[Web page and app entries]
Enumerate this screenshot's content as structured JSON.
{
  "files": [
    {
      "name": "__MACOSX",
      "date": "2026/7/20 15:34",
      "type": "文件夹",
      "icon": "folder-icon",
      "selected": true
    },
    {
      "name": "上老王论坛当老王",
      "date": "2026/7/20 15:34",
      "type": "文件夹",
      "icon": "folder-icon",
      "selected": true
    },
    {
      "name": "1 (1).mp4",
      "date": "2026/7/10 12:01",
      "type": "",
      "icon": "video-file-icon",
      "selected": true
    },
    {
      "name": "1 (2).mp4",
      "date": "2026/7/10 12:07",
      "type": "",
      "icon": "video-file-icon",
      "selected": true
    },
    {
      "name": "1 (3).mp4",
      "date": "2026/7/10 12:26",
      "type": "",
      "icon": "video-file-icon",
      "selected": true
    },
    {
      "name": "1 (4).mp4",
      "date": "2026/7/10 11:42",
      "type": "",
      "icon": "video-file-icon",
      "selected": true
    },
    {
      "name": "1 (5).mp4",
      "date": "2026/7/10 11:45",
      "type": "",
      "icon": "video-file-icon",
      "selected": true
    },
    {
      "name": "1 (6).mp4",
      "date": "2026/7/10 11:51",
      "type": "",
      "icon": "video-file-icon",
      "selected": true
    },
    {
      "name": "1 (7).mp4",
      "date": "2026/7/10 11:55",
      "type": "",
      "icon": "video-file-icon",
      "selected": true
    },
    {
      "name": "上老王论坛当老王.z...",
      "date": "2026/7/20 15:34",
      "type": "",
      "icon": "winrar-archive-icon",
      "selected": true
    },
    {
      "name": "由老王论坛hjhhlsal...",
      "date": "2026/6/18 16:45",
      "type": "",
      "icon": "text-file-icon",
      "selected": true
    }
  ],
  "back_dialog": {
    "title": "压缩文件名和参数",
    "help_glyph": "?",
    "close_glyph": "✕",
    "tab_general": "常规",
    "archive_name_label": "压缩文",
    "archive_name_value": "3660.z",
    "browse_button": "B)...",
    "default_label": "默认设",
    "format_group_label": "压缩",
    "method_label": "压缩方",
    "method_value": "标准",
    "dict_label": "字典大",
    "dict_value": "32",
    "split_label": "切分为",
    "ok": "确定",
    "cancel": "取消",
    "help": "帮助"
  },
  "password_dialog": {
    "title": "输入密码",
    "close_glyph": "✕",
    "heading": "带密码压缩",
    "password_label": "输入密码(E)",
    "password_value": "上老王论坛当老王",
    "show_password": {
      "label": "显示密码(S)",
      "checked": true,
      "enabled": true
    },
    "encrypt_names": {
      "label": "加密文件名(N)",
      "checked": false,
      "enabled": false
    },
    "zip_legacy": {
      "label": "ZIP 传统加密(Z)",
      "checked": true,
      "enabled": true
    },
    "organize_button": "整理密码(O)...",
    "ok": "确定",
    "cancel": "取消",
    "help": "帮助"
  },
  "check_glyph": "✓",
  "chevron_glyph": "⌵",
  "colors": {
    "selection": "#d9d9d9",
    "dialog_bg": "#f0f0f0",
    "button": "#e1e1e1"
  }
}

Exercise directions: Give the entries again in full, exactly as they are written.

Written answer:
Enumerate this screenshot's content as structured JSON.
{
  "files": [
    {
      "name": "__MACOSX",
      "date": "2026/7/20 15:34",
      "type": "文件夹",
      "icon": "folder-icon",
      "selected": true
    },
    {
      "name": "上老王论坛当老王",
      "date": "2026/7/20 15:34",
      "type": "文件夹",
      "icon": "folder-icon",
      "selected": true
    },
    {
      "name": "1 (1).mp4",
      "date": "2026/7/10 12:01",
      "type": "",
      "icon": "video-file-icon",
      "selected": true
    },
    {
      "name": "1 (2).mp4",
      "date": "2026/7/10 12:07",
      "type": "",
      "icon": "video-file-icon",
      "selected": true
    },
    {
      "name": "1 (3).mp4",
      "date": "2026/7/10 12:26",
      "type": "",
      "icon": "video-file-icon",
      "selected": true
    },
    {
      "name": "1 (4).mp4",
      "date": "2026/7/10 11:42",
      "type": "",
      "icon": "video-file-icon",
      "selected": true
    },
    {
      "name": "1 (5).mp4",
      "date": "2026/7/10 11:45",
      "type": "",
      "icon": "video-file-icon",
      "selected": true
    },
    {
      "name": "1 (6).mp4",
      "date": "2026/7/10 11:51",
      "type": "",
      "icon": "video-file-icon",
      "selected": true
    },
    {
      "name": "1 (7).mp4",
      "date": "2026/7/10 11:55",
      "type": "",
      "icon": "video-file-icon",
      "selected": true
    },
    {
      "name": "上老王论坛当老王.z...",
      "date": "2026/7/20 15:34",
      "type": "",
      "icon": "winrar-archive-icon",
      "selected": true
    },
    {
      "name": "由老王论坛hjhhlsal...",
      "date": "2026/6/18 16:45",
      "type": "",
      "icon": "text-file-icon",
      "selected": true
    }
  ],
  "back_dialog": {
    "title": "压缩文件名和参数",
    "help_glyph": "?",
    "close_glyph": "✕",
    "tab_general": "常规",
    "archive_name_label": "压缩文",
    "archive_name_value": "3660.z",
    "browse_button": "B)...",
    "default_label": "默认设",
    "format_group_label": "压缩",
    "method_label": "压缩方",
    "method_value": "标准",
    "dict_label": "字典大",
    "dict_value": "32",
    "split_label": "切分为",
    "ok": "确定",
    "cancel": "取消",
    "help": "帮助"
  },
  "password_dialog": {
    "title": "输入密码",
    "close_glyph": "✕",
    "heading": "带密码压缩",
    "password_label": "输入密码(E)",
    "password_value": "上老王论坛当老王",
    "show_password": {
      "label": "显示密码(S)",
      "checked": true,
      "enabled": true
    },
    "encrypt_names": {
      "label": "加密文件名(N)",
      "checked": false,
      "enabled": false
    },
    "zip_legacy": {
      "label": "ZIP 传统加密(Z)",
      "checked": true,
      "enabled": true
    },
    "organize_button": "整理密码(O)...",
    "ok": "确定",
    "cancel": "取消",
    "help": "帮助"
  },
  "check_glyph": "✓",
  "chevron_glyph": "⌵",
  "colors": {
    "selection": "#d9d9d9",
    "dialog_bg": "#f0f0f0",
    "button": "#e1e1e1"
  }
}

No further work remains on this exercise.